### Exercise prompt
The word "level" occurs in some of the lines below; copy each of those lines.
- - - - - - -
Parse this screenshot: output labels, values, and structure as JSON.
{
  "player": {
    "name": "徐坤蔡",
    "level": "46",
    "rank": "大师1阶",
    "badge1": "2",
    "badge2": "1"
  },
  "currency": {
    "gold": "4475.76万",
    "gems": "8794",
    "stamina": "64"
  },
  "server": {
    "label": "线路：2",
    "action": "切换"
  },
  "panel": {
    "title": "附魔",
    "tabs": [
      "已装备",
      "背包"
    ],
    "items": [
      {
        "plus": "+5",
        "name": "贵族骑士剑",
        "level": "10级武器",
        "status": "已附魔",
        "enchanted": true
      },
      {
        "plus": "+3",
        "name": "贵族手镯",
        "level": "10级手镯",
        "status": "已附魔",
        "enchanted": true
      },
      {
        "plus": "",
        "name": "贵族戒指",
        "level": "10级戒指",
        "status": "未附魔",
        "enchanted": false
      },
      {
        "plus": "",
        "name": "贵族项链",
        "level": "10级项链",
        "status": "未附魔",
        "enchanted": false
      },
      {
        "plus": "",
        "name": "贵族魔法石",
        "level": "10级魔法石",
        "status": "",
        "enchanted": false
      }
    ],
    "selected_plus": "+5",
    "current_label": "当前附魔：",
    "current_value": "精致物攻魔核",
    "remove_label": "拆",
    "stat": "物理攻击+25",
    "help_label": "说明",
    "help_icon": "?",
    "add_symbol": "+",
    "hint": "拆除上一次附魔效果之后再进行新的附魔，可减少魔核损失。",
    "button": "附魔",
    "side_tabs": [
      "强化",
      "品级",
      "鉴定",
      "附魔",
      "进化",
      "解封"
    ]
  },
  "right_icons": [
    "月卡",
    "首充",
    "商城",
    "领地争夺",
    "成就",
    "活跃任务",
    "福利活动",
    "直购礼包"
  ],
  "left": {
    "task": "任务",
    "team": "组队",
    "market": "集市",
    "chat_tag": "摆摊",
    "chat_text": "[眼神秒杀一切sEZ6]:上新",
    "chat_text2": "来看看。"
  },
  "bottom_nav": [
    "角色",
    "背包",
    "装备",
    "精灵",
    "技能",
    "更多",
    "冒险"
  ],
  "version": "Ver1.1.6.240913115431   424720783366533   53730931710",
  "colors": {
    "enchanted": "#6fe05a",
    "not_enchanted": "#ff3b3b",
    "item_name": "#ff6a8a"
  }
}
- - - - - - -
### Exercise answer
    "level": "46",
        "level": "10级武器",
        "level": "10级手镯",
        "level": "10级戒指",
        "level": "10级项链",
        "level": "10级魔法石",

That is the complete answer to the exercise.